The Utensil Mistake You Might Be Making When Melting Chocolate

Person mixing melted chocolate
Person mixing melted chocolate - Jupiterimages/Getty Images

Chocolate is a delicious base for plenty of desserts; it can be used as an ingredient in a dish or simply be enjoyed on its own. But if you've ever melted chocolate yourself, you might have run into one unfortunate problem: clumping. There are a few reasons why your perfectly smooth chocolate suddenly starts seizing or forming unsightly clumps, and one of them could have everything to do with the type of spoon you're stirring the chocolate with. Pro tip: Avoid a metal spoon at all costs.

Chocolate is temperamental. Although the process of melting the chocolate is easy enough, it doesn't take much to cause this sweet treat to turn on you; stirring it with a cold spoon could shock the chocolate, which happens when a hot item suddenly hits a cold surface. Your best bet is to avoid metal and go for something like a wooden spoon or rubber spatula instead.
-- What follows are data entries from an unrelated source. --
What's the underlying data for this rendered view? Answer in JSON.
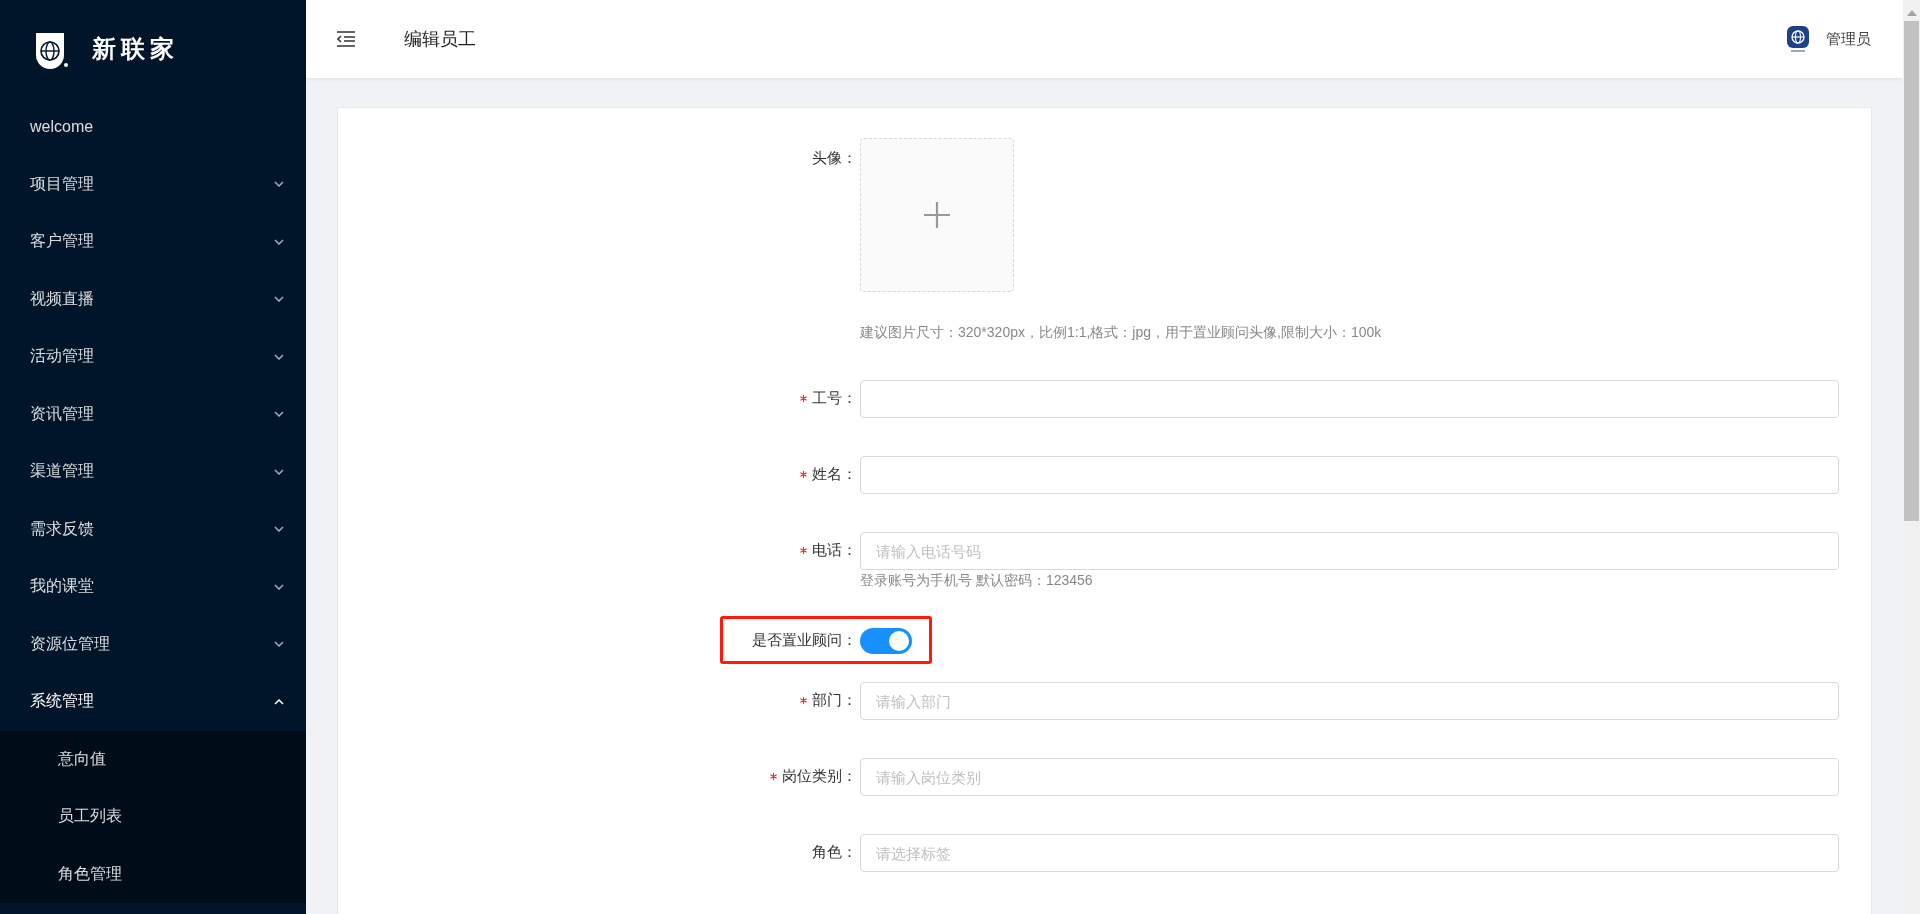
{
  "brand": {
    "name": "新联家"
  },
  "sidebar": {
    "items": [
      {
        "label": "welcome",
        "has_children": false,
        "expanded": false
      },
      {
        "label": "项目管理",
        "has_children": true,
        "expanded": false
      },
      {
        "label": "客户管理",
        "has_children": true,
        "expanded": false
      },
      {
        "label": "视频直播",
        "has_children": true,
        "expanded": false
      },
      {
        "label": "活动管理",
        "has_children": true,
        "expanded": false
      },
      {
        "label": "资讯管理",
        "has_children": true,
        "expanded": false
      },
      {
        "label": "渠道管理",
        "has_children": true,
        "expanded": false
      },
      {
        "label": "需求反馈",
        "has_children": true,
        "expanded": false
      },
      {
        "label": "我的课堂",
        "has_children": true,
        "expanded": false
      },
      {
        "label": "资源位管理",
        "has_children": true,
        "expanded": false
      },
      {
        "label": "系统管理",
        "has_children": true,
        "expanded": true,
        "children": [
          {
            "label": "意向值"
          },
          {
            "label": "员工列表"
          },
          {
            "label": "角色管理"
          }
        ]
      }
    ]
  },
  "header": {
    "title": "编辑员工",
    "user": "管理员"
  },
  "form": {
    "fields": [
      {
        "kind": "upload",
        "label": "头像：",
        "required": false,
        "hint": "建议图片尺寸：320*320px，比例1:1,格式：jpg，用于置业顾问头像,限制大小：100k"
      },
      {
        "kind": "input",
        "label": "工号：",
        "required": true
      },
      {
        "kind": "input",
        "label": "姓名：",
        "required": true
      },
      {
        "kind": "input",
        "label": "电话：",
        "required": true,
        "placeholder": "请输入电话号码",
        "hint": "登录账号为手机号 默认密码：123456"
      },
      {
        "kind": "switch",
        "label": "是否置业顾问：",
        "required": false,
        "on": true,
        "highlighted": true
      },
      {
        "kind": "input",
        "label": "部门：",
        "required": true,
        "placeholder": "请输入部门"
      },
      {
        "kind": "input",
        "label": "岗位类别：",
        "required": true,
        "placeholder": "请输入岗位类别"
      },
      {
        "kind": "input",
        "label": "角色：",
        "required": false,
        "placeholder": "请选择标签"
      }
    ]
  }
}
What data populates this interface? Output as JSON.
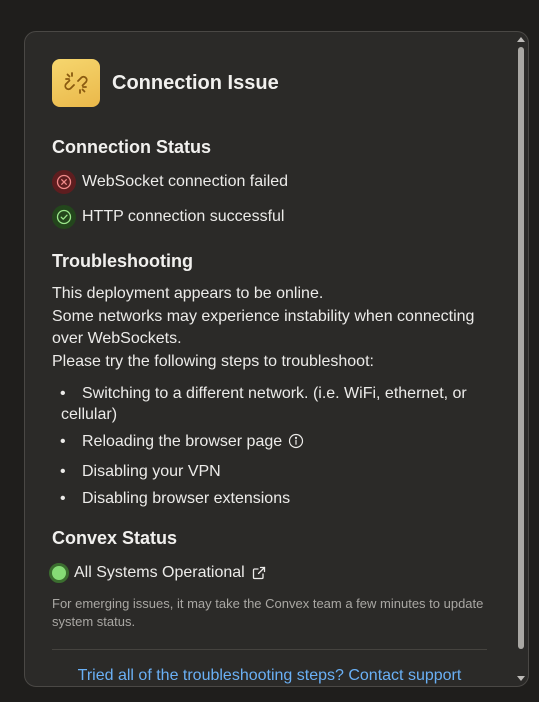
{
  "header": {
    "title": "Connection Issue",
    "icon": "broken-link-icon"
  },
  "connection_status": {
    "heading": "Connection Status",
    "items": [
      {
        "label": "WebSocket connection failed",
        "state": "failed",
        "icon": "x-circle-icon",
        "color": "#5e1d1f"
      },
      {
        "label": "HTTP connection successful",
        "state": "success",
        "icon": "check-circle-icon",
        "color": "#23461c"
      }
    ]
  },
  "troubleshooting": {
    "heading": "Troubleshooting",
    "lines": [
      "This deployment appears to be online.",
      "Some networks may experience instability when connecting over WebSockets.",
      "Please try the following steps to troubleshoot:"
    ],
    "steps": [
      "Switching to a different network. (i.e. WiFi, ethernet, or cellular)",
      "Reloading the browser page",
      "Disabling your VPN",
      "Disabling browser extensions"
    ]
  },
  "convex_status": {
    "heading": "Convex Status",
    "status_label": "All Systems Operational",
    "status_color": "#86db76",
    "note": "For emerging issues, it may take the Convex team a few minutes to update system status."
  },
  "footer": {
    "contact_link": "Tried all of the troubleshooting steps? Contact support",
    "link_color": "#6ab0f5"
  }
}
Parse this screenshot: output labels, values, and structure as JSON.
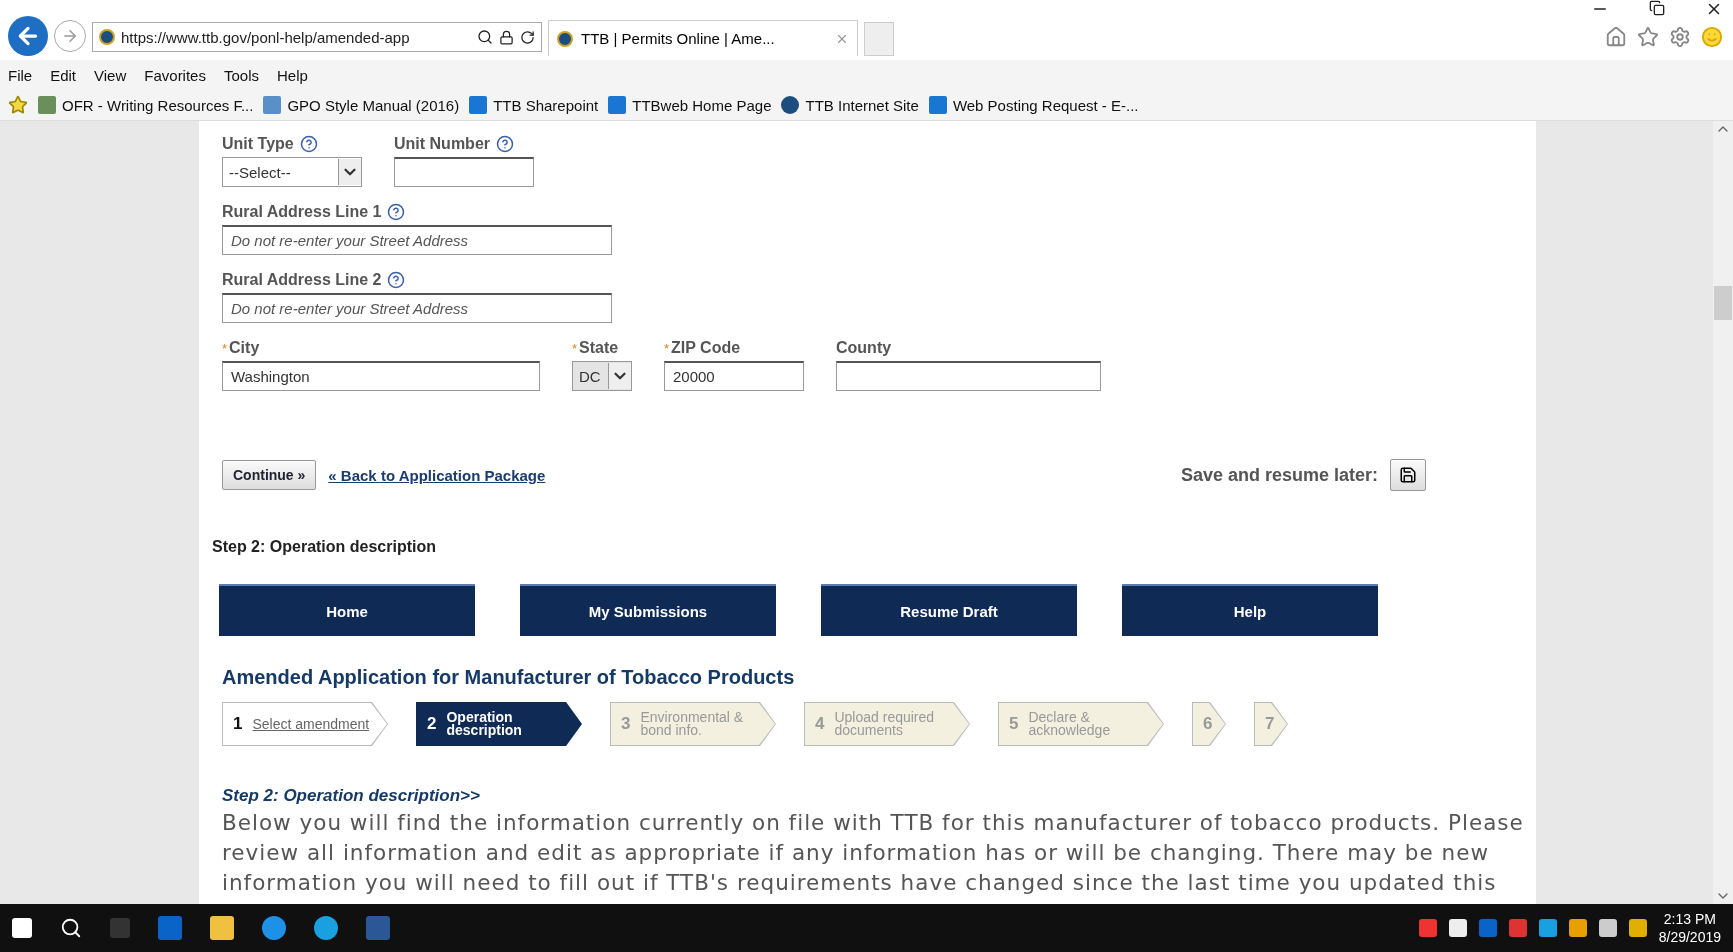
{
  "browser": {
    "address": "https://www.ttb.gov/ponl-help/amended-app",
    "tab_title": "TTB | Permits Online | Ame...",
    "menu": [
      "File",
      "Edit",
      "View",
      "Favorites",
      "Tools",
      "Help"
    ],
    "favorites": [
      "OFR - Writing Resources F...",
      "GPO Style Manual (2016)",
      "TTB Sharepoint",
      "TTBweb Home Page",
      "TTB Internet Site",
      "Web Posting Request - E-..."
    ]
  },
  "address_form": [
    {
      "fields": [
        {
          "label": "Unit Type",
          "kind": "select",
          "help": true,
          "value": "--Select--",
          "disabled": false
        },
        {
          "label": "Unit Number",
          "kind": "text",
          "help": true
        }
      ]
    },
    {
      "fields": [
        {
          "label": "Rural Address Line 1",
          "kind": "text",
          "help": true,
          "placeholder": "Do not re-enter your Street Address"
        }
      ]
    },
    {
      "fields": [
        {
          "label": "Rural Address Line 2",
          "kind": "text",
          "help": true,
          "placeholder": "Do not re-enter your Street Address"
        }
      ]
    },
    {
      "fields": [
        {
          "label": "City",
          "kind": "text",
          "required_mark": "*",
          "value": "Washington"
        },
        {
          "label": "State",
          "kind": "select",
          "required_mark": "*",
          "value": "DC",
          "disabled": true
        },
        {
          "label": "ZIP Code",
          "kind": "text",
          "required_mark": "*",
          "value": "20000"
        },
        {
          "label": "County",
          "kind": "text"
        }
      ]
    }
  ],
  "actions": {
    "continue": "Continue »",
    "back_link": "« Back to Application Package",
    "save_label": "Save and resume later:"
  },
  "step_caption": "Step 2: Operation description",
  "nav": [
    "Home",
    "My Submissions",
    "Resume Draft",
    "Help"
  ],
  "app_title": "Amended Application for Manufacturer of Tobacco Products",
  "steps": [
    {
      "number": "1",
      "label": "Select amendment",
      "selected": false,
      "available": true
    },
    {
      "number": "2",
      "label": "Operation description",
      "selected": true,
      "available": true
    },
    {
      "number": "3",
      "label": "Environmental & bond info.",
      "selected": false,
      "available": false
    },
    {
      "number": "4",
      "label": "Upload required documents",
      "selected": false,
      "available": false
    },
    {
      "number": "5",
      "label": "Declare & acknowledge",
      "selected": false,
      "available": false
    },
    {
      "number": "6",
      "selected": false,
      "available": false
    },
    {
      "number": "7",
      "selected": false,
      "available": false
    }
  ],
  "section_heading": "Step 2: Operation description>>",
  "intro": "Below you will find the information currently on file with TTB for this manufacturer of tobacco products. Please review all information and edit as appropriate if any information has or will be changing. There may be new information you will need to fill out if TTB's requirements have changed since the last time you updated this",
  "clock": {
    "time": "2:13 PM",
    "date": "8/29/2019"
  }
}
Read more: 11 Mistakes You Need To Avoid When Baking With Chocolate

Using A Metal Spoon Might Shock Your Chocolate

Wooden spoon in melted chocolate
Wooden spoon in melted chocolate - Ilbusca/Getty Images

You might have heard of thermal shock, which happens when a surface that's too hot makes contact with a surface that's too cold, causing breakage; the same concept can happen with chocolate. Warm or hot chocolate that hits an ice-cold metal spoon can immediately cause the chocolate to seize up, leaving your rich, smooth dish full of unwanted clumps. Since wooden spoons and rubber spatulas are much warmer to the touch at room temperature, it's best to use these because the chocolate won't react negatively.

There are other reasons why your chocolate might seize up besides just the cold temperature. Liquid, such as water, is a big one. If you're melting chocolate using a double boiler, ensure that absolutely no water makes its way into the chocolate. It has to do with science, but put simply, the ingredients that make up chocolate will separate if another liquid is introduced after the chocolate has already been melted. In this case, also make sure you're not rinsing the spatula with water before stirring up the chocolate.

How To Melt Chocolate For The Smoothest Texture

Pouring melted chocolate
Pouring melted chocolate - Dny59/Getty Images

Even if you're using the proper utensil to stir the chocolate, there are still ways you can mess it up. To melt chocolate well, start by roughly chopping the chocolate; this will help the melting process along since the pieces will be so much smaller. To melt it on the stove, fill a pan with a little bit of water, and heat it on medium until it simmers. Place a heat-resistant bowl over the top, or the other half of the double boiler if using one; the heat will slowly melt the chocolate. Stir it frequently to keep it melting evenly and prevent the chocolate from burning.

Never melt chocolate directly on the bottom of a pan over an open flame or electric coil; the chocolate will burn too easily. As for what type of chocolate, the more fat and cocoa it has, the more easily it will melt, so keep that in mind. Dark chocolate melts quicker than milk chocolate, which could impact what kind you decide to use.

Read the original article on Daily Meal.